(Angus Reid Global Monitor) – Many adults in the United States want to focus primarily on the economy, according to a poll by Gallup. 51 per cent of respondents believe economic growth should be given priority, even if the environment suffers to some extent.

Conversely, 42 per cent of respondents—down 13 points in two years—think protection of the environment should be given priority, even at the risk of curbing economic growth.

Since 2007, defaults on so-called subprime mortgages—credit given to high-risk borrowers—in the U.S. caused volatility in domestic and global financial markets and ultimately pushed the U.S. economy into a recession. A recession is defined as two consecutive quarters of negative growth. The crisis has affected the global financial and credit systems, and triggered layoffs in companies around the world.

On Mar. 23, U.S. president Barack Obama discussed his views on energy, saying, "We can remain the world’s leading importer of foreign oil, or we can become the world’s leading exporter of renewable energy. We can allow climate change to wreck unnatural havoc, or we can create jobs preventing its worst effects.

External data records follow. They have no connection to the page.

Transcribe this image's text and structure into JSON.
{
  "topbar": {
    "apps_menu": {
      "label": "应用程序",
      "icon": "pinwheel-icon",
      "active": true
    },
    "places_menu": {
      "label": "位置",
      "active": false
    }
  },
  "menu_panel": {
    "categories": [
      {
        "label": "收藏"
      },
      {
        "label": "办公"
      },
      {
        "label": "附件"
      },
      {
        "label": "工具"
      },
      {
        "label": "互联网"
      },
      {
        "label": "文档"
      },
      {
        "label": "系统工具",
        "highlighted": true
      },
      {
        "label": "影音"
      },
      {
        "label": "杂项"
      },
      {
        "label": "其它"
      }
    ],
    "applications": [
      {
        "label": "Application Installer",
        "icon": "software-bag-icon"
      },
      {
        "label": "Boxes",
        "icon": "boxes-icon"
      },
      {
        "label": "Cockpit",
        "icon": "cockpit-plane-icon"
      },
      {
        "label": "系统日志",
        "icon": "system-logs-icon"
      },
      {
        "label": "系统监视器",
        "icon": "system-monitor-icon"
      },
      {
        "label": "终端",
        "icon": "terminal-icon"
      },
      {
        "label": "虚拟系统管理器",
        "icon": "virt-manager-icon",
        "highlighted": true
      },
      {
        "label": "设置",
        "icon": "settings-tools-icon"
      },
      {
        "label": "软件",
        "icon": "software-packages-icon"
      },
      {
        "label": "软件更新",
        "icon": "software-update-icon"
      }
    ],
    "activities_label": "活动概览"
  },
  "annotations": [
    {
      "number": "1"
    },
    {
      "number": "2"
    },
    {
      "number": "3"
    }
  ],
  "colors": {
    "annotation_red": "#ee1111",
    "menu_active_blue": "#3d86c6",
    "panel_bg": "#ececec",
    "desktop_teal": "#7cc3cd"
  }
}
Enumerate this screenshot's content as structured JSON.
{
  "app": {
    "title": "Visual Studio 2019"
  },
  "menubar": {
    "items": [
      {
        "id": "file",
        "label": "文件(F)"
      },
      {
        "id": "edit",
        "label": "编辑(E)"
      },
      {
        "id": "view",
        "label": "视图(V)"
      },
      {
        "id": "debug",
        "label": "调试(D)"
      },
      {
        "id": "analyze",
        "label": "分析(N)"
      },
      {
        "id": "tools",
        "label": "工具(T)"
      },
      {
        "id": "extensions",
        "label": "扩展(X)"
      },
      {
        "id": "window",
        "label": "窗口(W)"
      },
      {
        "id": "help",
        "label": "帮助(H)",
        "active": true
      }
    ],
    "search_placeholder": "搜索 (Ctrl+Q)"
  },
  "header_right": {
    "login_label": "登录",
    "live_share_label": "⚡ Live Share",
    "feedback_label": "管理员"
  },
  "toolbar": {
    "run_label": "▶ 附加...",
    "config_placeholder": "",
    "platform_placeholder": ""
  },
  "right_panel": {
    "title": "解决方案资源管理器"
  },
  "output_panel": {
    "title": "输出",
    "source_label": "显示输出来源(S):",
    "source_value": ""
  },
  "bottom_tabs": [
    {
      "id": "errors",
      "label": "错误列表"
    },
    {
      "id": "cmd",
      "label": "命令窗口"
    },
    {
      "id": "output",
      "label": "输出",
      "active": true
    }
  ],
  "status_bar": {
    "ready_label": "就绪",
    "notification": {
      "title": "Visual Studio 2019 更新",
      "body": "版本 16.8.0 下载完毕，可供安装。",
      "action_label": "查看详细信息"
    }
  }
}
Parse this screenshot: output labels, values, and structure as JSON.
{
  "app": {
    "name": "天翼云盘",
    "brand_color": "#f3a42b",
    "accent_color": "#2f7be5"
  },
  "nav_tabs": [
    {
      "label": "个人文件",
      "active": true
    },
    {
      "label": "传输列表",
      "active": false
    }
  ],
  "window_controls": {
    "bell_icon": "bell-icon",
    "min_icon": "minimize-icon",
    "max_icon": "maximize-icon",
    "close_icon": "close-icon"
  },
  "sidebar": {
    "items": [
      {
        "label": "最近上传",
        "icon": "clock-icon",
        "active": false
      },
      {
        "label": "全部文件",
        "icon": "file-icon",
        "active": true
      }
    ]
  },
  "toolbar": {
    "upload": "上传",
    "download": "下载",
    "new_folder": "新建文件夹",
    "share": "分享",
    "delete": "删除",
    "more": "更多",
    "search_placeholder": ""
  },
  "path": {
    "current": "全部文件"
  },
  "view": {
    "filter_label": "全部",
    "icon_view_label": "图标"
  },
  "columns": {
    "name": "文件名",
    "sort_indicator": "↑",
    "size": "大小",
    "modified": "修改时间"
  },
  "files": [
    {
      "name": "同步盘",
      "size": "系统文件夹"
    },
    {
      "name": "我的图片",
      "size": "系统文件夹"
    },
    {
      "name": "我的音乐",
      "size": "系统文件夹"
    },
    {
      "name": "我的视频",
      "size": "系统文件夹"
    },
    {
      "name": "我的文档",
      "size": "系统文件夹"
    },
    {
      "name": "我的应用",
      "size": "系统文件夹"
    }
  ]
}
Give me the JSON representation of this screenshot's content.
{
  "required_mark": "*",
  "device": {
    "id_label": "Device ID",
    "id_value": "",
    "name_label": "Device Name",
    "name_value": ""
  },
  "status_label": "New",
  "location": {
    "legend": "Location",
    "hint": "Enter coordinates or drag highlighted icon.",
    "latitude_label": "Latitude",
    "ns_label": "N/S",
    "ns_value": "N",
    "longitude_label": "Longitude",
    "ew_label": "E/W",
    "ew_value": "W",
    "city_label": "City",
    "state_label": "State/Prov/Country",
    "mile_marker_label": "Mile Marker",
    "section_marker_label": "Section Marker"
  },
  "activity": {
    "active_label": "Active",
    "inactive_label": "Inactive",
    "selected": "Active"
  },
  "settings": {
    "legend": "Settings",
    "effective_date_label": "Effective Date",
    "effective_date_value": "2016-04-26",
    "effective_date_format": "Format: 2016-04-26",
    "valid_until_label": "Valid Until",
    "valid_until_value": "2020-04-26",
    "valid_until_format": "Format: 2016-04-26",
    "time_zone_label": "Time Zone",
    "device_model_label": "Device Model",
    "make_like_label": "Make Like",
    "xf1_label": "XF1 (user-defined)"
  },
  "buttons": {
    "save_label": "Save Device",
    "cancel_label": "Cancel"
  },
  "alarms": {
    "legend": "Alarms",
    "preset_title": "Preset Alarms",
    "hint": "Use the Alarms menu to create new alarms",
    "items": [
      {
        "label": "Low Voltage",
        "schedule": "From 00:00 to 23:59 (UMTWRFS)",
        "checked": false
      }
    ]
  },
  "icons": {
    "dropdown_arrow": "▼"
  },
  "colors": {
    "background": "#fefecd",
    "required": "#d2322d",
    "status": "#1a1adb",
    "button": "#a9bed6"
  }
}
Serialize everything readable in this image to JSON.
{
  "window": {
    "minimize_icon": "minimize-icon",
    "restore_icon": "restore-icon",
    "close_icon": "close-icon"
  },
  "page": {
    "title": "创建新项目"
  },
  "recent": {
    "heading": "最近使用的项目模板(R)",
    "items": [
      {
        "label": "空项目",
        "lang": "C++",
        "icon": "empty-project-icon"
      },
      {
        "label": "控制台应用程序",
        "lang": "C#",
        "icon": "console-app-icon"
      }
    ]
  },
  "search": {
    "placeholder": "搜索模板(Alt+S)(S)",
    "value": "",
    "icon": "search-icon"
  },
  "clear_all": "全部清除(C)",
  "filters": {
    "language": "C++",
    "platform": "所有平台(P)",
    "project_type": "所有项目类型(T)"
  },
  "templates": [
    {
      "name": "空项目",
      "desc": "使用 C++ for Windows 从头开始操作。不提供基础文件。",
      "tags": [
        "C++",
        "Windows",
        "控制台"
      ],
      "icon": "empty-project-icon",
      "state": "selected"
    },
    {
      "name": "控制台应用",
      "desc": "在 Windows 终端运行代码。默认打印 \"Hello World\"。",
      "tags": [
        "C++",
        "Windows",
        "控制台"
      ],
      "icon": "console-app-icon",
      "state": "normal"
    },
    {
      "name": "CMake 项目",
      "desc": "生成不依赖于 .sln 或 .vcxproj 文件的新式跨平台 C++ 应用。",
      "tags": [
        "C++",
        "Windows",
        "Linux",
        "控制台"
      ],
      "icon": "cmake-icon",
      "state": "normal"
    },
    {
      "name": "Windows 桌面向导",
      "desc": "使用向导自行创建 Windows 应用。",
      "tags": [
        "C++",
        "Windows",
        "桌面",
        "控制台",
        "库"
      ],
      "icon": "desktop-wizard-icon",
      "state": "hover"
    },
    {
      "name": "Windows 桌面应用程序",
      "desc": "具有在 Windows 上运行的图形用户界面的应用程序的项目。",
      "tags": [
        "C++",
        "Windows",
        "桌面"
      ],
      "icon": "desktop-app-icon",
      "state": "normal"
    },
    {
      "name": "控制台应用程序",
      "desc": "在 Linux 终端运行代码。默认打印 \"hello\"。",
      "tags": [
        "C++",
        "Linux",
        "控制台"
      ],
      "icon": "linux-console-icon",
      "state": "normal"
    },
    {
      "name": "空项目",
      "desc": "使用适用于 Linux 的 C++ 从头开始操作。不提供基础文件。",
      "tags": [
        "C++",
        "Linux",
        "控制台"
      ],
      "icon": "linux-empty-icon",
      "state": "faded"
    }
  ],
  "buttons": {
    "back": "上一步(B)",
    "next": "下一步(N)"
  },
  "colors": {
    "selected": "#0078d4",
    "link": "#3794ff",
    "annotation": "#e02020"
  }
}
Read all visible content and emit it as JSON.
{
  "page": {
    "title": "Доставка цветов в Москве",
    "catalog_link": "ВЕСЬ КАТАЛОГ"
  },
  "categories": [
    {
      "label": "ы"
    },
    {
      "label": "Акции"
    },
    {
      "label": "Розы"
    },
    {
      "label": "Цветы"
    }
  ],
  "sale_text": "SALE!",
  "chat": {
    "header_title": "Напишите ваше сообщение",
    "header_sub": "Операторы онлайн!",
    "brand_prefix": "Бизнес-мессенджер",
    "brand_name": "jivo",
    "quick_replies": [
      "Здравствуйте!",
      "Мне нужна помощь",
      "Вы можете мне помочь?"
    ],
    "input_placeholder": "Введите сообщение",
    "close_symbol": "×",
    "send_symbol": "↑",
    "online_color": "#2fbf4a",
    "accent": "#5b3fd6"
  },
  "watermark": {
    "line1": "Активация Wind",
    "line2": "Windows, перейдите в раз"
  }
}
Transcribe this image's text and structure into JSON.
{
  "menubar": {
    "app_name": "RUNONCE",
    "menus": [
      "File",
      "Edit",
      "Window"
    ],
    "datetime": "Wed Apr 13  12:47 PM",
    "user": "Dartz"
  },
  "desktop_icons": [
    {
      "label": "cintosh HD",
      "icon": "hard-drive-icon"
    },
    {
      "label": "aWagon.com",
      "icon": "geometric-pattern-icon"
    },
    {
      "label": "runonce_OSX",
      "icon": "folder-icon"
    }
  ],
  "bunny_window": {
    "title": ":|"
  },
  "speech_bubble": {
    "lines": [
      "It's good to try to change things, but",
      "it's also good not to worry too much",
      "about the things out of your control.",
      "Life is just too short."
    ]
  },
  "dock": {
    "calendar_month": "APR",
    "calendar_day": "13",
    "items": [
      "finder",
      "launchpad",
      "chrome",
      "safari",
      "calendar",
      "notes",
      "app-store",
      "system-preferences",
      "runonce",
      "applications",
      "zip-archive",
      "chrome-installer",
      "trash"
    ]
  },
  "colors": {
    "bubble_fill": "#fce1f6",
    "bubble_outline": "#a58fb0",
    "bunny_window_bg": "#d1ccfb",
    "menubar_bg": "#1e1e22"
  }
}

We can hand over the jobs of the 21st century to our competitors, or we can create those jobs right here in America."

Polling Data

With which one of these statements about the environment and the economy do you most agree? Protection of the environment should be given priority, even at the risk of curbing economic growth. Or, Economic growth should be given priority, even if the environment suffers to some extent.

 

Mar. 2009

Mar. 2008

Mar. 2007

Economic growth

51%

42%

37%

Environment

42%

49%

55%

Equal priority

5%

5%

4%

Unsure

3%

3%

4%

Source: Gallup
Methodology: Telephone interviews with 1,012 American adults, conducted from Mar. 5 to Mar. 8, 2009. Margin of error is 3 per cent.